Fears of another overt nostalgia act were, thankfully, swept away on the first listening. This is pop with a determined beat/garage bent. "Get on the Outside" sounds fresh and Mark Gilbert's sometimes snotty vocals keeps it going too close to polished. Sure, the Circles dips their collective lid to obvious precursors (The Creation being an obvious one) but they manage to just stay ahead of the game.

"Pocket Full of Nothing" is a bitter tale of love's rejection, nastied up with stinging guitar. "9:50" is a cute cover, "Wunderkind" a Pete Townsend cop and the organ-and-tremelo-fuelled "Make the Night" (which manages to rhyme "Vespa" and "whisper"!) strike a chord. A couple of the ballady cuts lose me ("taste of Black", "She Breathes") but think how far you'd need to go to hear a band work Australian football analogies into a relationship song ("Wooden Spoon".) I could do without the sampling of crowd noises and commentary, but that's just me.

Just when you had them pegged as potential supports to The Innocents, The Green Circles pull out a tune like "Averted Eye Girl", where an Asheton-esque "Funhouse" guitar line spars with "I hate you/I love you" lyrics that give way to some nice lead-work by Andrew Piper. "Stephanie Comes" is no Velvets slight return but a fully-fledged psyche work-out where vocals duck in and out of the droning mix, underpinned by acoustic guitar.

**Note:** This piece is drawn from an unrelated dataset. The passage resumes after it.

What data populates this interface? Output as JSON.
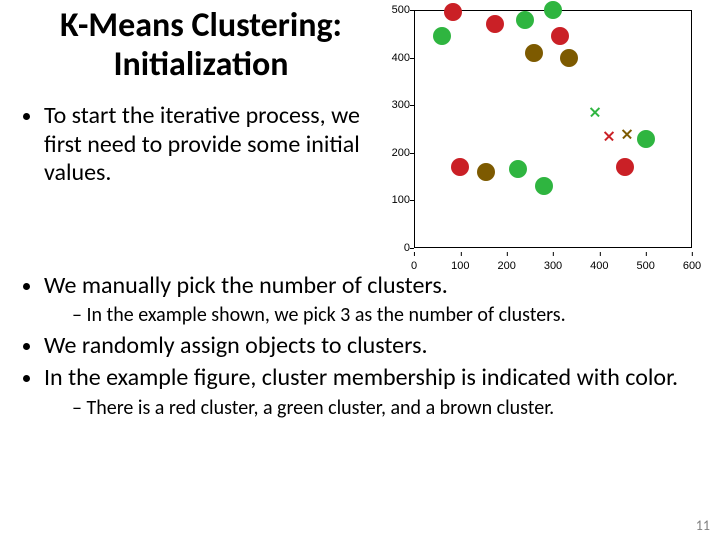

An energetic disc with lots of variety, much of which has roots on the UK side of the Atlantic. They even did it with the assisstance of a government grant! You could do much worse than give it a spin.